> [The data]
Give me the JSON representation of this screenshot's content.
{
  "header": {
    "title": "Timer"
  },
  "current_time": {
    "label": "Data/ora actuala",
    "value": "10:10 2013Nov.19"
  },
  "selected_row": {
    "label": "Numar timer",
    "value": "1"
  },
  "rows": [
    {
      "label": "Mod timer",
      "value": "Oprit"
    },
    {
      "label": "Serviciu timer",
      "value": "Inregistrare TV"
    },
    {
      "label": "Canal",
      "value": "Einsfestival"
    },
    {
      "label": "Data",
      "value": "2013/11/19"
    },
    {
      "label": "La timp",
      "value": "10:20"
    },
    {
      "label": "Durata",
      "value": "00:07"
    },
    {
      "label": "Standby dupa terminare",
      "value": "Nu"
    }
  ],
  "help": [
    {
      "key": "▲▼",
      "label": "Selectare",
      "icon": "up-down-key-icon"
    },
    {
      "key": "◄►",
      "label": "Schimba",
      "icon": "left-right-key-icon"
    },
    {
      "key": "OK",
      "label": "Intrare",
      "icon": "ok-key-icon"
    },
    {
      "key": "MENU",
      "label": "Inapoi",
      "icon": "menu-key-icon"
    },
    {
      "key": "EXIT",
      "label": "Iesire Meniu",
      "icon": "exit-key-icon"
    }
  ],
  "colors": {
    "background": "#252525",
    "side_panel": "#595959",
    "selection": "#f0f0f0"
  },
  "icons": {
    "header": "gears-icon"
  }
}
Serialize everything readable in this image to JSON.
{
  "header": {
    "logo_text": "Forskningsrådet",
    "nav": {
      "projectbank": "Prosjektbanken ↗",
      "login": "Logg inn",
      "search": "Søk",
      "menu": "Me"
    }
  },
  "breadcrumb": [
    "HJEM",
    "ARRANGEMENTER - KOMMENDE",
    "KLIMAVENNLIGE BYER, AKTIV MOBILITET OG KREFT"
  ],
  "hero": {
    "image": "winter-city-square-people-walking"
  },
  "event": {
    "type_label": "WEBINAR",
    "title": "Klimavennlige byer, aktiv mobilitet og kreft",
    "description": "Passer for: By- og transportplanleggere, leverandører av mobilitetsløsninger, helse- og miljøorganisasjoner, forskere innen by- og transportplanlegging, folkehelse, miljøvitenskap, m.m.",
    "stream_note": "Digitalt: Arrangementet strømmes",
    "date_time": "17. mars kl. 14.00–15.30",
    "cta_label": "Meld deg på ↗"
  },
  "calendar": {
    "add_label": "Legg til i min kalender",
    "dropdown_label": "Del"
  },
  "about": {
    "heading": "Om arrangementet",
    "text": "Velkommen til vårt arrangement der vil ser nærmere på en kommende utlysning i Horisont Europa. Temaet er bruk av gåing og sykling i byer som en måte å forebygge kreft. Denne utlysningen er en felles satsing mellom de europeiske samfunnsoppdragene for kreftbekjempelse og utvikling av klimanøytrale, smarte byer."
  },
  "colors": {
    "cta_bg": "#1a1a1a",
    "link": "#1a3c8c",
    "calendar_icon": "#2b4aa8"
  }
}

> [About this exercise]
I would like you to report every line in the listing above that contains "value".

> [Result below]
    "value": "10:10 2013Nov.19"
    "value": "1"
      "value": "Oprit"
      "value": "Inregistrare TV"
      "value": "Einsfestival"
      "value": "2013/11/19"
      "value": "10:20"
      "value": "00:07"
      "value": "Nu"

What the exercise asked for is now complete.